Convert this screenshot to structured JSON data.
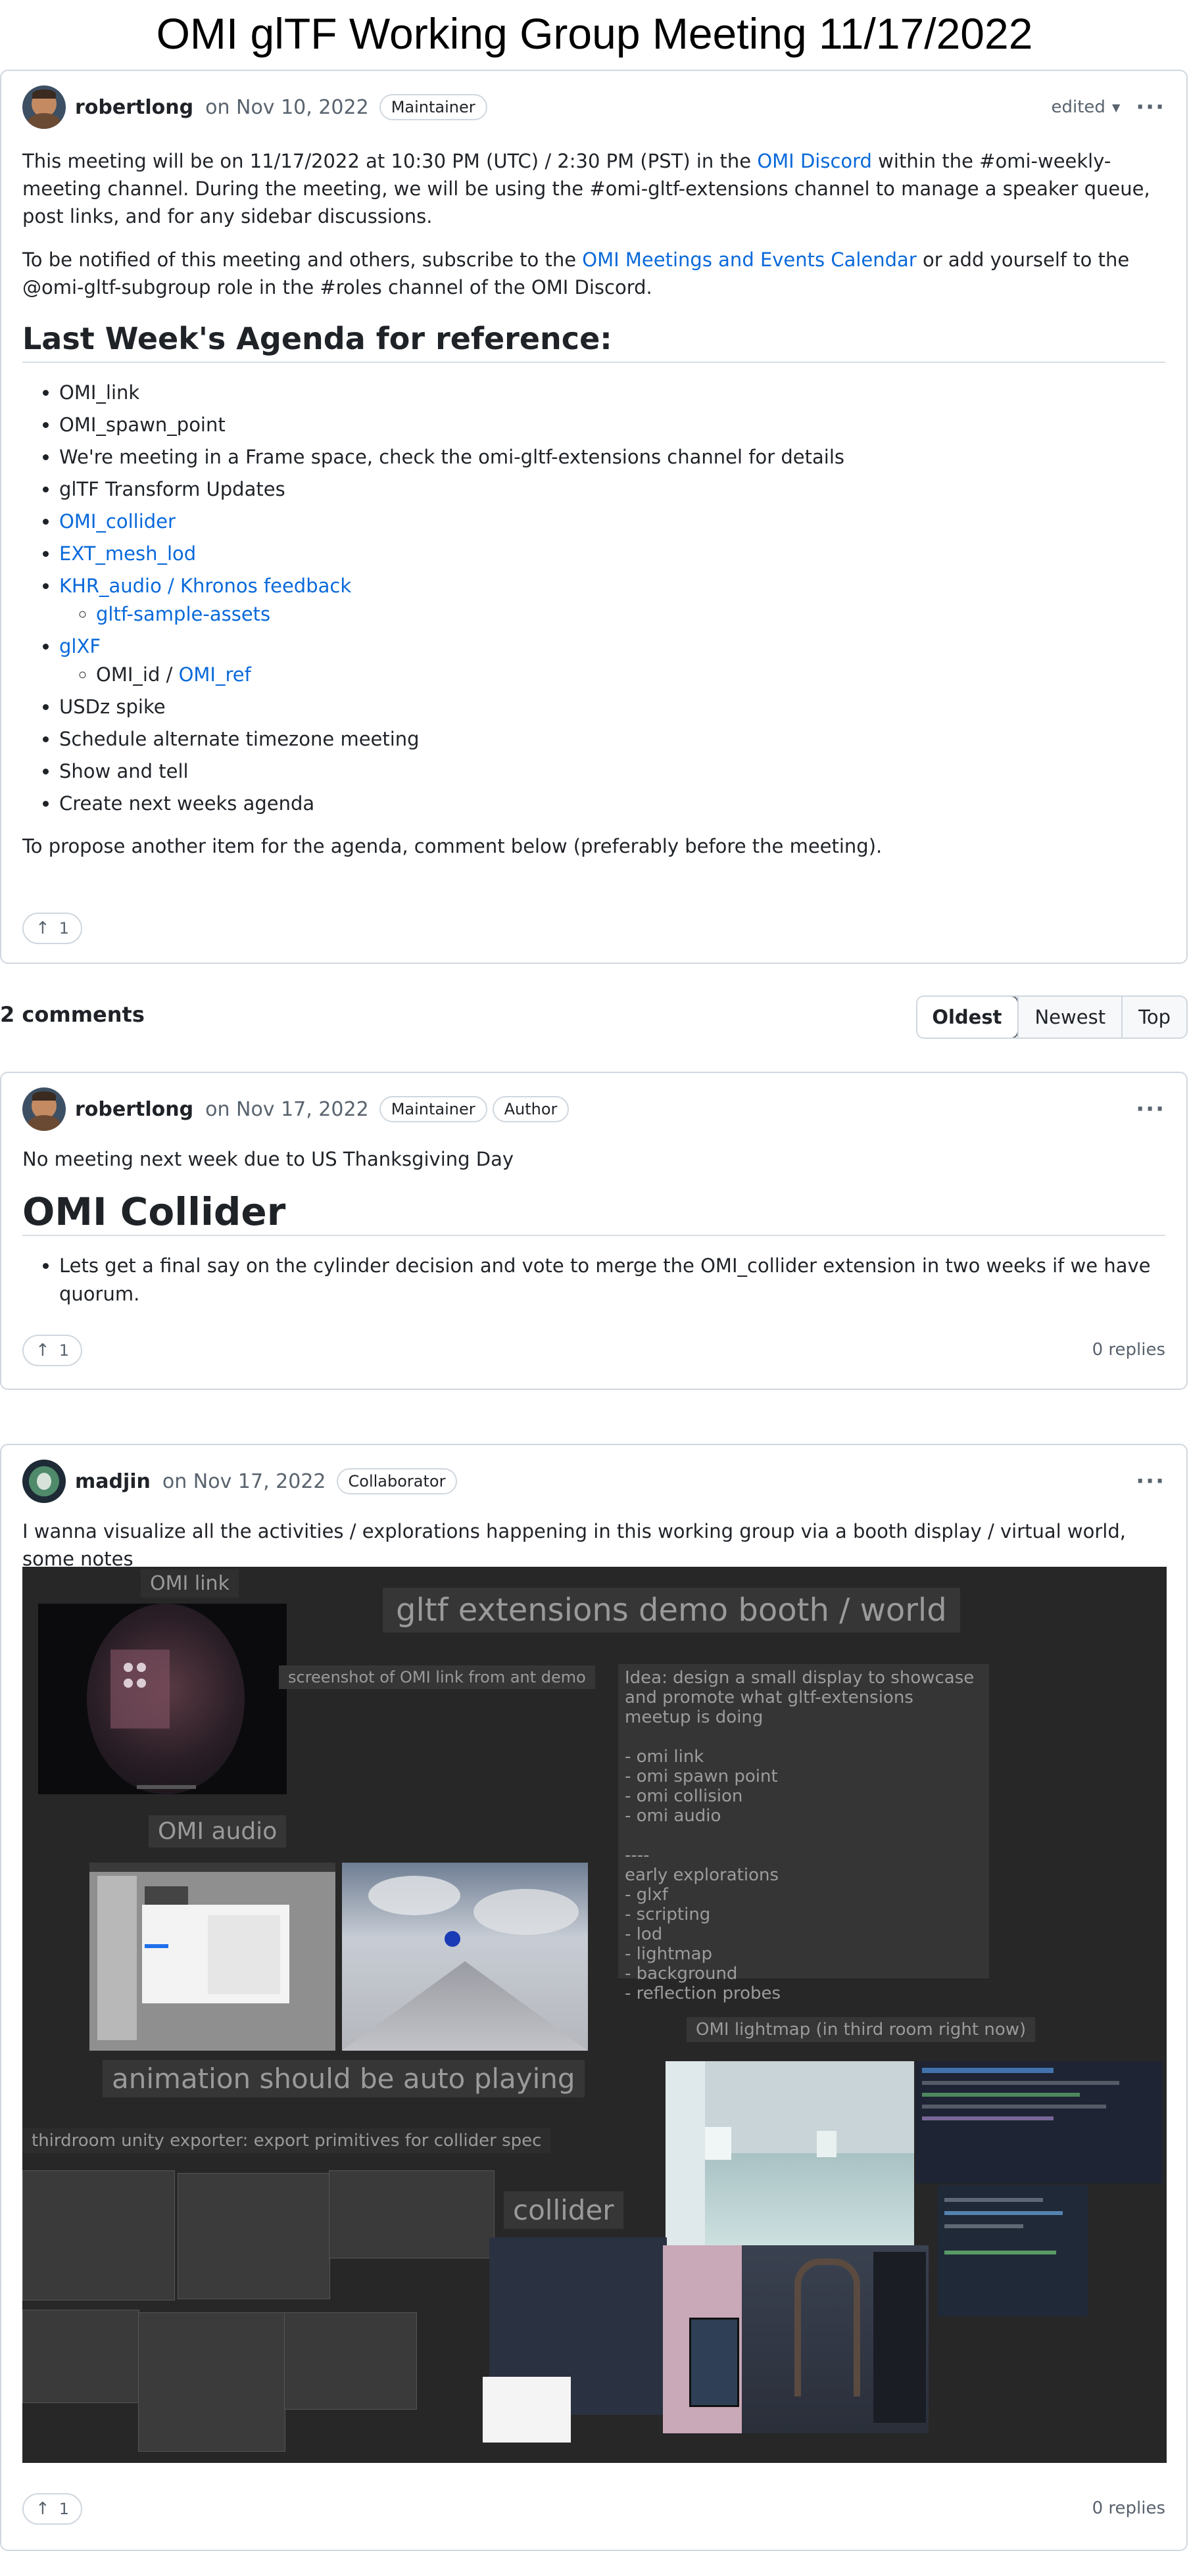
{
  "page": {
    "title": "OMI glTF Working Group Meeting 11/17/2022"
  },
  "post": {
    "author": "robertlong",
    "date": "on Nov 10, 2022",
    "badge": "Maintainer",
    "edited_label": "edited",
    "para1_a": "This meeting will be on 11/17/2022 at 10:30 PM (UTC) / 2:30 PM (PST) in the ",
    "para1_link": "OMI Discord",
    "para1_b": " within the #omi-weekly-meeting channel. During the meeting, we will be using the #omi-gltf-extensions channel to manage a speaker queue, post links, and for any sidebar discussions.",
    "para2_a": "To be notified of this meeting and others, subscribe to the ",
    "para2_link": "OMI Meetings and Events Calendar",
    "para2_b": " or add yourself to the @omi-gltf-subgroup role in the #roles channel of the OMI Discord.",
    "agenda_heading": "Last Week's Agenda for reference:",
    "agenda": {
      "i1": "OMI_link",
      "i2": "OMI_spawn_point",
      "i3": "We're meeting in a Frame space, check the omi-gltf-extensions channel for details",
      "i4": "glTF Transform Updates",
      "i5": "OMI_collider",
      "i6": "EXT_mesh_lod",
      "i7": "KHR_audio / Khronos feedback",
      "i7_sub": "gltf-sample-assets",
      "i8": "glXF",
      "i8_sub_a": "OMI_id / ",
      "i8_sub_link": "OMI_ref",
      "i9": "USDz spike",
      "i10": "Schedule alternate timezone meeting",
      "i11": "Show and tell",
      "i12": "Create next weeks agenda"
    },
    "footer_note": "To propose another item for the agenda, comment below (preferably before the meeting).",
    "upvotes": "1"
  },
  "comments_header": {
    "count_label": "2 comments",
    "sort_options": [
      "Oldest",
      "Newest",
      "Top"
    ]
  },
  "comment1": {
    "author": "robertlong",
    "date": "on Nov 17, 2022",
    "badge1": "Maintainer",
    "badge2": "Author",
    "text": "No meeting next week due to US Thanksgiving Day",
    "heading": "OMI Collider",
    "bullet": "Lets get a final say on the cylinder decision and vote to merge the OMI_collider extension in two weeks if we have quorum.",
    "upvotes": "1",
    "replies": "0 replies"
  },
  "comment2": {
    "author": "madjin",
    "date": "on Nov 17, 2022",
    "badge": "Collaborator",
    "text": "I wanna visualize all the activities / explorations happening in this working group via a booth display / virtual world, some notes",
    "upvotes": "1",
    "replies": "0 replies",
    "collage": {
      "omi_link": "OMI link",
      "booth_title": "gltf extensions demo booth / world",
      "screenshot_caption": "screenshot of OMI link from ant demo",
      "idea_text": "Idea: design a small display to showcase and promote what gltf-extensions meetup is doing\n\n- omi link\n- omi spawn point\n- omi collision\n- omi audio\n\n----\nearly explorations\n- glxf\n- scripting\n- lod\n- lightmap\n- background\n- reflection probes",
      "omi_audio": "OMI audio",
      "animation_note": "animation should be auto playing",
      "lightmap": "OMI lightmap (in third room right now)",
      "exporter": "thirdroom unity exporter: export primitives for collider spec",
      "collider": "collider"
    }
  },
  "colors": {
    "link": "#0969da",
    "border": "#d0d7de",
    "muted": "#59636e",
    "collage_bg": "#272727"
  }
}
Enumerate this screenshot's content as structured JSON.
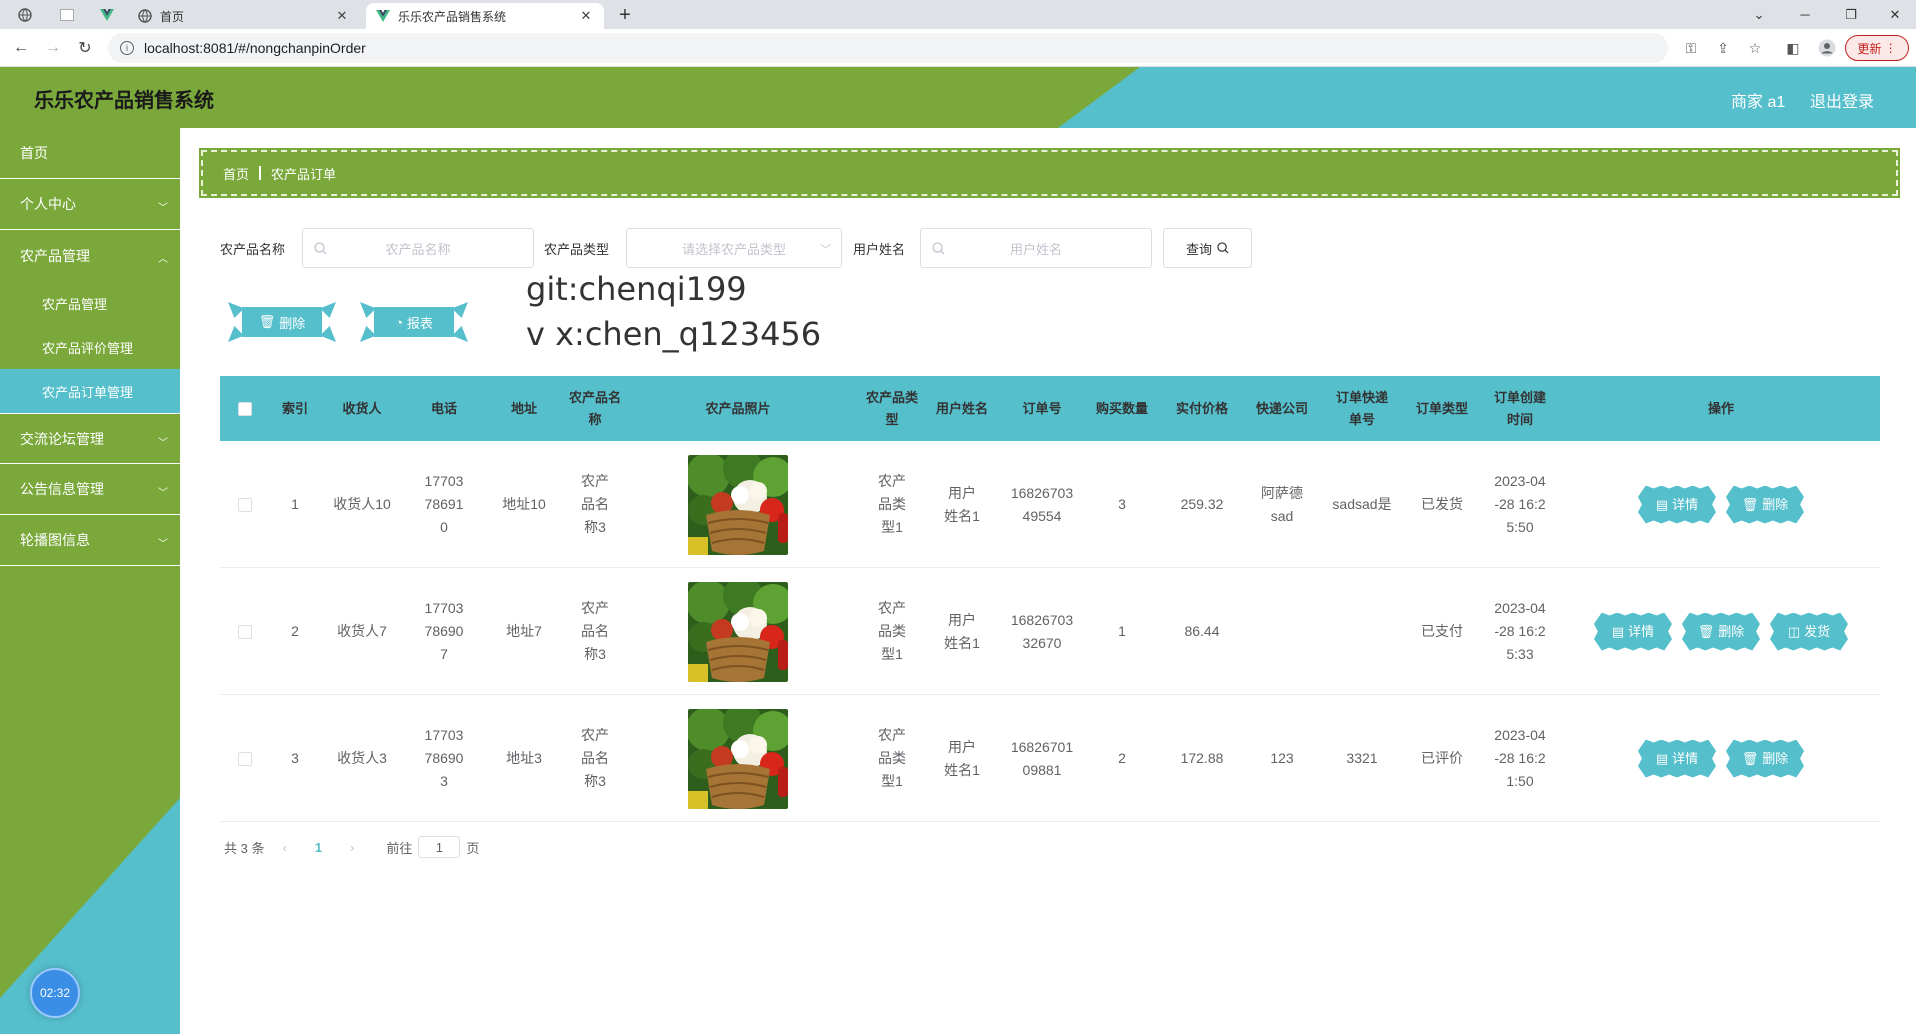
{
  "browser": {
    "tabs": [
      {
        "label": "首页",
        "active": false
      },
      {
        "label": "乐乐农产品销售系统",
        "active": true
      }
    ],
    "url": "localhost:8081/#/nongchanpinOrder",
    "update_label": "更新"
  },
  "header": {
    "title": "乐乐农产品销售系统",
    "user_label": "商家 a1",
    "logout_label": "退出登录"
  },
  "sidebar": {
    "items": [
      {
        "label": "首页"
      },
      {
        "label": "个人中心"
      },
      {
        "label": "农产品管理"
      },
      {
        "label": "农产品管理"
      },
      {
        "label": "农产品评价管理"
      },
      {
        "label": "农产品订单管理"
      },
      {
        "label": "交流论坛管理"
      },
      {
        "label": "公告信息管理"
      },
      {
        "label": "轮播图信息"
      }
    ],
    "timer": "02:32"
  },
  "breadcrumb": {
    "home": "首页",
    "current": "农产品订单"
  },
  "search": {
    "product_name_label": "农产品名称",
    "product_name_placeholder": "农产品名称",
    "product_type_label": "农产品类型",
    "product_type_placeholder": "请选择农产品类型",
    "user_name_label": "用户姓名",
    "user_name_placeholder": "用户姓名",
    "query_label": "查询"
  },
  "actions": {
    "delete_label": "删除",
    "report_label": "报表"
  },
  "watermark": {
    "line1": "git:chenqi199",
    "line2": "v x:chen_q123456"
  },
  "table": {
    "headers": {
      "index": "索引",
      "receiver": "收货人",
      "phone": "电话",
      "address": "地址",
      "product_name": "农产品名称",
      "product_photo": "农产品照片",
      "product_type": "农产品类型",
      "user_name": "用户姓名",
      "order_no": "订单号",
      "quantity": "购买数量",
      "price": "实付价格",
      "courier": "快递公司",
      "tracking_no": "订单快递单号",
      "order_type": "订单类型",
      "created": "订单创建时间",
      "ops": "操作"
    },
    "rows": [
      {
        "index": "1",
        "receiver": "收货人10",
        "phone": "17703786910",
        "address": "地址10",
        "product_name": "农产品名称3",
        "product_type": "农产品类型1",
        "user_name": "用户姓名1",
        "order_no": "1682670349554",
        "quantity": "3",
        "price": "259.32",
        "courier": "阿萨德sad",
        "tracking_no": "sadsad是",
        "order_type": "已发货",
        "created": "2023-04-28 16:25:50",
        "ops": [
          "详情",
          "删除"
        ]
      },
      {
        "index": "2",
        "receiver": "收货人7",
        "phone": "17703786907",
        "address": "地址7",
        "product_name": "农产品名称3",
        "product_type": "农产品类型1",
        "user_name": "用户姓名1",
        "order_no": "1682670332670",
        "quantity": "1",
        "price": "86.44",
        "courier": "",
        "tracking_no": "",
        "order_type": "已支付",
        "created": "2023-04-28 16:25:33",
        "ops": [
          "详情",
          "删除",
          "发货"
        ]
      },
      {
        "index": "3",
        "receiver": "收货人3",
        "phone": "17703786903",
        "address": "地址3",
        "product_name": "农产品名称3",
        "product_type": "农产品类型1",
        "user_name": "用户姓名1",
        "order_no": "1682670109881",
        "quantity": "2",
        "price": "172.88",
        "courier": "123",
        "tracking_no": "3321",
        "order_type": "已评价",
        "created": "2023-04-28 16:21:50",
        "ops": [
          "详情",
          "删除"
        ]
      }
    ]
  },
  "pager": {
    "total": "共 3 条",
    "current": "1",
    "goto_label": "前往",
    "goto_value": "1",
    "page_suffix": "页"
  },
  "colors": {
    "green": "#7aa83a",
    "teal": "#55bfcc"
  }
}
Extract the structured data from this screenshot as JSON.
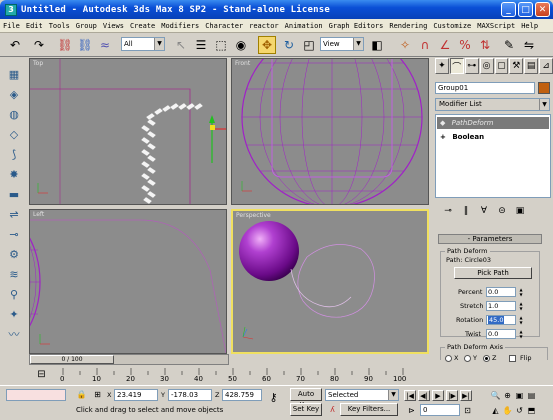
{
  "window": {
    "title": "Untitled - Autodesk 3ds Max 8 SP2 - Stand-alone License",
    "minimize": "_",
    "maximize": "□",
    "close": "✕"
  },
  "menu": [
    "File",
    "Edit",
    "Tools",
    "Group",
    "Views",
    "Create",
    "Modifiers",
    "Character",
    "reactor",
    "Animation",
    "Graph Editors",
    "Rendering",
    "Customize",
    "MAXScript",
    "Help"
  ],
  "toolbar": {
    "selection_filter": "All",
    "ref_coord": "View"
  },
  "viewports": {
    "top": "Top",
    "front": "Front",
    "left": "Left",
    "perspective": "Perspective"
  },
  "timeslider": {
    "frame_label": "0 / 100",
    "current_frame": 0,
    "total_frames": 100
  },
  "ruler": {
    "ticks": [
      "0",
      "10",
      "20",
      "30",
      "40",
      "50",
      "60",
      "70",
      "80",
      "90",
      "100"
    ]
  },
  "status": {
    "x_label": "X",
    "x_value": "23.419",
    "y_label": "Y",
    "y_value": "-178.03",
    "z_label": "Z",
    "z_value": "428.759",
    "prompt": "Click and drag to select and move objects",
    "auto_key": "Auto Key",
    "set_key": "Set Key",
    "key_mode": "Selected",
    "key_filters": "Key Filters...",
    "frame_value": "0"
  },
  "command_panel": {
    "object_name": "Group01",
    "object_color": "#c06010",
    "modifier_list": "Modifier List",
    "stack": [
      {
        "label": "PathDeform",
        "prefix": "◆",
        "selected": true
      },
      {
        "label": "Boolean",
        "prefix": "+",
        "selected": false
      }
    ],
    "rollout_title": "Parameters",
    "path_deform_group": "Path Deform",
    "path_label": "Path: Circle03",
    "pick_path": "Pick Path",
    "percent_label": "Percent",
    "percent_value": "0.0",
    "stretch_label": "Stretch",
    "stretch_value": "1.0",
    "rotation_label": "Rotation",
    "rotation_value": "45.0",
    "twist_label": "Twist",
    "twist_value": "0.0",
    "axis_group": "Path Deform Axis",
    "axis_x": "X",
    "axis_y": "Y",
    "axis_z": "Z",
    "axis_selected": "Z",
    "flip_label": "Flip"
  },
  "colors": {
    "accent_purple": "#a020c8",
    "active_viewport": "#f0e060"
  }
}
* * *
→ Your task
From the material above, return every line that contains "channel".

→ Result
    "para1_b": " within the #omi-weekly-meeting channel. During the meeting, we will be using the #omi-gltf-extensions channel to manage a speaker queue, post links, and for any sidebar discussions.",
    "para2_b": " or add yourself to the @omi-gltf-subgroup role in the #roles channel of the OMI Discord.",
      "i3": "We're meeting in a Frame space, check the omi-gltf-extensions channel for details",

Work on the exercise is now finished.